finds that a new wave of enthusiasm is giving the lie to a vocations 'crisis'
TS THERE a shortage of vocations? Not according to those working on the front line. In the wake of last November's groundbreaking document In Verbo Tuo — New Vocations For a New Europe, people in vocations direction are experiencing a new sense of hope, energy and enthusiasm.
Dioceses across the country are implementing a host of new initiatives, including parish vocations prayer groups, pulpit exchanges, think tanks and enquiry centres. Dozens of new religious websites are opening on the Internet, and are receiving more and more interested "visitors".
"Our job is discernment, not recruitment," said vocations director Sister Gemma Simmons IVBM. A chaplain at Cambridge university for several years, she describes herself as a "small-time operator" in vocations direction, having worked with 24 women and men recently, including counselling people by e-mail as far away as Hungary.
She said: "In my experience there is no vocations crisis. Many people are experiencing a call from God to commitment and service. But there is a crisis of identification and culture. People, particularly women, look around for something that fits the call and they don't see anything in present structures of religious life. We need new models that honour the past and are lived with integrity but accept the realities of post-modern self-awareness.
"I think people are looking for three things: a direct personal encounter with God — the contemplative dimension; community — a sense of connectedness and common purpose; and works of justice and healing — a lifestyle consistent with the Gospel and a modern understanding of global solidarity."
She continued: "The job of a vocations director is to enter into a very deep process of becoming aware of the patterns in a person's life. Sometimes people need to go through this to realise they have not got a religious vocation. Vocation is a calling of people to see their particular gifts of who they are and how they can live their life to the full.
"For me, the religious life is a particular way of living life more abundantly, proclaiming the presence of Christ in the world.
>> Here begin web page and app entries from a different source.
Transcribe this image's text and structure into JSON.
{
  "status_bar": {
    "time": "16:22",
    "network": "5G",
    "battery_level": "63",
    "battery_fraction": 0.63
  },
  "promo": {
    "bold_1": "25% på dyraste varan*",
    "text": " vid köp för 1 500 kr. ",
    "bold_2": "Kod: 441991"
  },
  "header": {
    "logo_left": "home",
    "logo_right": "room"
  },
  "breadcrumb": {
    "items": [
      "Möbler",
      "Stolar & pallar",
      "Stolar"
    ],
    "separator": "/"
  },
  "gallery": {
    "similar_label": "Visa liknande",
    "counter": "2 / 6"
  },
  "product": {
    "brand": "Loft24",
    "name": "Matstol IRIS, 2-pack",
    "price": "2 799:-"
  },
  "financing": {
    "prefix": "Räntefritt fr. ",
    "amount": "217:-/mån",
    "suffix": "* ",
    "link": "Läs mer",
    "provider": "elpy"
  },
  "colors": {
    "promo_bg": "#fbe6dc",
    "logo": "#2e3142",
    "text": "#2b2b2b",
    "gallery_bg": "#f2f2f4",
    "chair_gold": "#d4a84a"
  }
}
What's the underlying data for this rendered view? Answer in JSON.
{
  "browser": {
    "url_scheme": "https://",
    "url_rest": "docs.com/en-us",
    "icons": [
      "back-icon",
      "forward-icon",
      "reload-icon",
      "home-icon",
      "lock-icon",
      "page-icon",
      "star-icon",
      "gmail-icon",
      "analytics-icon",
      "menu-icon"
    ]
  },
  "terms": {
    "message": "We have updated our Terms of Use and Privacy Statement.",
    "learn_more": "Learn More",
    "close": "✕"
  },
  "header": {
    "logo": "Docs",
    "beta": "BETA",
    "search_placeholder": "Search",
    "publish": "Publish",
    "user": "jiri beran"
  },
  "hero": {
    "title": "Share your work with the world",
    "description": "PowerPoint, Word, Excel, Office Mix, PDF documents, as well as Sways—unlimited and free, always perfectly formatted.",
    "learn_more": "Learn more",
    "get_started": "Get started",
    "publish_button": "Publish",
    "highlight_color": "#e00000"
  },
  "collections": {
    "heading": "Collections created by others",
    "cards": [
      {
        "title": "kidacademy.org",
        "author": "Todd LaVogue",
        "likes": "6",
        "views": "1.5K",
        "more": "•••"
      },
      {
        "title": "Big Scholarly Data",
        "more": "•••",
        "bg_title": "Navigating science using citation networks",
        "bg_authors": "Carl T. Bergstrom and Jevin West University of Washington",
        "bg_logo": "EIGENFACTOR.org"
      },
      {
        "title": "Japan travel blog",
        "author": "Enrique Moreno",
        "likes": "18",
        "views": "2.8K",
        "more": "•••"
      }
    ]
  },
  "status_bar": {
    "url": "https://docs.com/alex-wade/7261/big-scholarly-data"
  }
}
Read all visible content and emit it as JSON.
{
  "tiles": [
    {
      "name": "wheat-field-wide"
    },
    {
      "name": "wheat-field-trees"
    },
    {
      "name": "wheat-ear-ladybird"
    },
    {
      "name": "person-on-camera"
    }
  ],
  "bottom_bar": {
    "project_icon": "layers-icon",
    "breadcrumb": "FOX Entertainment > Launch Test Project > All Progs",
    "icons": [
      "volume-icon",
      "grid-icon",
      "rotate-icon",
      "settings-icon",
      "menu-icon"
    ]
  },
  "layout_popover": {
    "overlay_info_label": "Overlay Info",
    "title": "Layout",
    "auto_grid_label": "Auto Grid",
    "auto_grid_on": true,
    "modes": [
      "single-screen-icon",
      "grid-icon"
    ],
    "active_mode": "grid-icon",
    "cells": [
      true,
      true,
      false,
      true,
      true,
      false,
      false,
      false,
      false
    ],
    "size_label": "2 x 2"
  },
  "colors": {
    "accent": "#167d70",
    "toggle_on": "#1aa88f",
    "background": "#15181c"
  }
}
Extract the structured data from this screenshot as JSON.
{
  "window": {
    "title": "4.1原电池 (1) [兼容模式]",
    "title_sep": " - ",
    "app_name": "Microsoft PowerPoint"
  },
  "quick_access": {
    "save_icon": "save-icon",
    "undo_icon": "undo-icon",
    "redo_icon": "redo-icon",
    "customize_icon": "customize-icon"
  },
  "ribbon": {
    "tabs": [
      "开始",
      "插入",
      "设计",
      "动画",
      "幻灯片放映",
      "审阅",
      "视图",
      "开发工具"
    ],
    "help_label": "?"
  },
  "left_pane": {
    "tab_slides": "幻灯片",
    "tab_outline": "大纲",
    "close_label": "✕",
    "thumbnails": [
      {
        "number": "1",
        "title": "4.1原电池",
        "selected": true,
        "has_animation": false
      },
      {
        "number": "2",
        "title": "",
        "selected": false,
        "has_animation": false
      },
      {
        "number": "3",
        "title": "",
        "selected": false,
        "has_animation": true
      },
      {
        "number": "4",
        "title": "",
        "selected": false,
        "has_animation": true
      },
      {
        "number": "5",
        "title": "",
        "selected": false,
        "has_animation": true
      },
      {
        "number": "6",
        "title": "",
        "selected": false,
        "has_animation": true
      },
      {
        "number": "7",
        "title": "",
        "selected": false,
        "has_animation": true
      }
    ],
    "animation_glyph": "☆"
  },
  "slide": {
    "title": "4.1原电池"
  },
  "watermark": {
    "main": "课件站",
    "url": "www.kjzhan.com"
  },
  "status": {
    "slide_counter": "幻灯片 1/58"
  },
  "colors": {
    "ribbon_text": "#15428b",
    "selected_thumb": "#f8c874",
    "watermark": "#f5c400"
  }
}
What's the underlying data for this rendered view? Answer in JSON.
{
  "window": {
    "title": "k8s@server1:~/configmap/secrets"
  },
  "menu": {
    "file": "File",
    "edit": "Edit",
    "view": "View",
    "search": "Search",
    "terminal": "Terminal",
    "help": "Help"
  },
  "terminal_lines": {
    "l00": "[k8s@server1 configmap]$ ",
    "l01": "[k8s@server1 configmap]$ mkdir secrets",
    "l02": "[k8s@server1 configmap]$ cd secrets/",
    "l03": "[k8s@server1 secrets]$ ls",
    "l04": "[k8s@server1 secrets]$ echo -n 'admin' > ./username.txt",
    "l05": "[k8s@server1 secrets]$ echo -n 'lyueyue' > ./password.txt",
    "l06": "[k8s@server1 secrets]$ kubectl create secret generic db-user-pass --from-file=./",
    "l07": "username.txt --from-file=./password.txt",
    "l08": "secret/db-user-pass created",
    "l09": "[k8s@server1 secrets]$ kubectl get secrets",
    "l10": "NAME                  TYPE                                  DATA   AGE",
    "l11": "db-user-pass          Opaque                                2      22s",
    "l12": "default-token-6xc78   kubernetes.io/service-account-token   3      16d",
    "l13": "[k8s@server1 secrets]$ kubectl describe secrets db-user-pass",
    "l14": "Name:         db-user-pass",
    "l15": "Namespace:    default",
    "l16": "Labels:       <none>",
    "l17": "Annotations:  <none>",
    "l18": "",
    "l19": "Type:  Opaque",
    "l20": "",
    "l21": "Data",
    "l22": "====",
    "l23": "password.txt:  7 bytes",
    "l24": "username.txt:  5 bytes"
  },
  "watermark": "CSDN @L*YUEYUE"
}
As a religious I can have far more impact on the world than I would if I were on my own.
"I am distressed by a certain loss of nerve about vocations work among some religious. There are communities that don't pray for vocations. I know religious who have advised young people not to join, saying the religious life is dead."
Sr Simmons emphatically disagrees with this prognosis, holding that religious life may have to change, but need be no less profound. She said: "I see the future of religious life involving more collaboration between congregations and with lay people. Some expressions have had their day but new life is evolving. New forms of community, lay associate membership, volunteer programmes and temporary commitment programmes are going through a real resurgence. There is a lot of buzz and excitement for the future."
This weekend Westminster considers six men who have applied to be trained for the priesthood. Another eight have already been accepted in the diocese this year. It is a promising start for Westminster's new vocations director Fr Pat Browne. who was appointed by Cardinal Hume last September after eight years serving as parish priest in North London.
He said: "I'm interested in encouraging people to take the long-term view of their lives. Our modern culture tends to just look at the next step, not an overall vision for life. I see my task as a priest to help people stand back and ask the big questions: What am I doing here? What is the purpose of my life? Where am I going? So that when they reach their deathbeds they have no regrets. No sense of an unlived life.
4 1 BELIEVE life is a gift from God. He has a project in mind for
each one of us. The role of a vocations director is to help each person to discover what that project is. I've been given a clear brief not just to concentrate on vocations to the priesthood and religious life but to encourage every person I come across to try to discern what is God's dream for them
— what is the project he has in mind for them. and to accompany them in this process."
Fr Browne said he felt this approach was a far cry from the m ore traditional perception of vocation: "Although it's never been the official teaching of the Church. there is a perception abroad, often unarticulated, that the priesthood or religious life is the Grad A vocation. Second best tc3 those who cannot rise to the, se heights is married life — but those who remain single are really bottom of the pile. NT °thing could be further from t_he truth and at last this is being recognised."